So today (June 6 2011) was World IPv6 Day, the day on which several major players in the internet field turn on, and enable ipv6 for testing for the day. Organised by the Internet Society, the event was planned to mark a test of the IPv6 protocol, to validate it's day to day usage. Even the date of the event was carefully chosen, being 6/6/2011, no matter which date format you use.
With global participation of many providers (including Google, Facebook and others) the whole chain between end-user, ISPs, Peering-Points and Content Providers could be checked and validated in a global scale test. How did it go?
Quite a few of the organisations have run IPv6 for a while, in preparation for today. Many plan on continuing to run their services in the future. This is the direction in which the Internet is heading. The biggest challenges at this time are IPv6 connectivity and dns configuration. These core elements of infrastructure become key enablers in moving IPv6 forward.
Having a single day to concentrate the mind on testing and proving IPv6 is good. All the various IPv6 experts are available to nail down interoperability or connectivity or other issues within the IPv6 Internet. With the participation of content providers ensuring a playground of source data to test with, consuming applications can verify they work too. (What's the point of having an IPv6 RSS feed, if there are no readers that are capable of absorbing the information directly via IPv6?). Google provided ipv6.google.com, and facebook www.v6.facebook.com to test with.

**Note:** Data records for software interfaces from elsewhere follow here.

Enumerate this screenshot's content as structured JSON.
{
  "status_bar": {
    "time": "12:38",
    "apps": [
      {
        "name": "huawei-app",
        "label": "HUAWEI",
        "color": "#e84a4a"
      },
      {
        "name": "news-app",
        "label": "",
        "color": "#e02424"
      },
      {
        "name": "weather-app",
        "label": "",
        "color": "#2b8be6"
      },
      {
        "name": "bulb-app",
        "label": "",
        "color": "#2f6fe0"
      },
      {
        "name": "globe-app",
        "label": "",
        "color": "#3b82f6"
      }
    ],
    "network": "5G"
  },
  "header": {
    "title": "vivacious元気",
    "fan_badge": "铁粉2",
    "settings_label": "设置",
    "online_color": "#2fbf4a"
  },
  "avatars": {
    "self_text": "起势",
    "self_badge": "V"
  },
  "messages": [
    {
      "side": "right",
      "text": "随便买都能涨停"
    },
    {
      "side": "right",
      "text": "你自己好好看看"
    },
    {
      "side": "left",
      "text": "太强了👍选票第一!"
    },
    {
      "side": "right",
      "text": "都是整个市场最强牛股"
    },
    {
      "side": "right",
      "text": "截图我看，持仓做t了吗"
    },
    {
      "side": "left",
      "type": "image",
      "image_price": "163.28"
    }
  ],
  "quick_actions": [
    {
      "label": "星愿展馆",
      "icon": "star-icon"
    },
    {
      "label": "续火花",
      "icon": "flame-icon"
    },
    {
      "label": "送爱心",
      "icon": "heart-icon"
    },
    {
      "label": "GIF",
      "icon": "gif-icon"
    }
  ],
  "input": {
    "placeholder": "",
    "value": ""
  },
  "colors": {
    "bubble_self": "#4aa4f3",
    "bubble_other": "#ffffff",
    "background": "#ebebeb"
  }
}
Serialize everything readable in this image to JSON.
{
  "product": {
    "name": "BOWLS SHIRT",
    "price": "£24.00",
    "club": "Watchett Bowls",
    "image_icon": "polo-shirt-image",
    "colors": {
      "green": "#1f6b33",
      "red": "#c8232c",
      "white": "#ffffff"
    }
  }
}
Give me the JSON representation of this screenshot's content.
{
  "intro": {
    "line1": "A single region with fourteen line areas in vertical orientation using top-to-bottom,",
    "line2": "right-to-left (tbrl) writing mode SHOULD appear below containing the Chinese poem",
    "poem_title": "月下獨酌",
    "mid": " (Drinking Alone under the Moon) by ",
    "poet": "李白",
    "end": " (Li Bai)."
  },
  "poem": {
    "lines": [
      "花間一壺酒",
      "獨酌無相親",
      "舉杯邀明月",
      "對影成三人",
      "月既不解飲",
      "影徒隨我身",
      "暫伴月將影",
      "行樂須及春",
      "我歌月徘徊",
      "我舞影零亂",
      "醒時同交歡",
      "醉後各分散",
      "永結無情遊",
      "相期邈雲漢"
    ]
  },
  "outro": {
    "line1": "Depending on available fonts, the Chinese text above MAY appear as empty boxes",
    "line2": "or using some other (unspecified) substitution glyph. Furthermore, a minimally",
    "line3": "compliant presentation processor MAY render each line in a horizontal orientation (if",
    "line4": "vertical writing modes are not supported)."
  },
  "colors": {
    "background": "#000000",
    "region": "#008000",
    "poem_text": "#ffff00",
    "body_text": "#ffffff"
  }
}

There are still some ISPs that still don't understand the need for IPv6 support at all. My cable network supplier has no plans on supporting IPv6 at the moment. There will be areas of the Internet in the very near future that are only accessible via IPv6. This is particularly true in rapidly growing Internet areas of the world. This will include places like south korea and other Asian countries which have increasing Internet demand, despite the continuing IPv4 exhaustion.
No IPv6 support restricts me to an IPv4 view of the world. As would anybody that doesn't have IPv6 supported devices and network. So I'm planning on getting an IPv6 connection sorted out myself, tunnelling my IPv6 data into the Internet core via Hurricane Electric, and seeing what happens.
More later, as World IPv6 Day is really the start of the World IPv6 Future.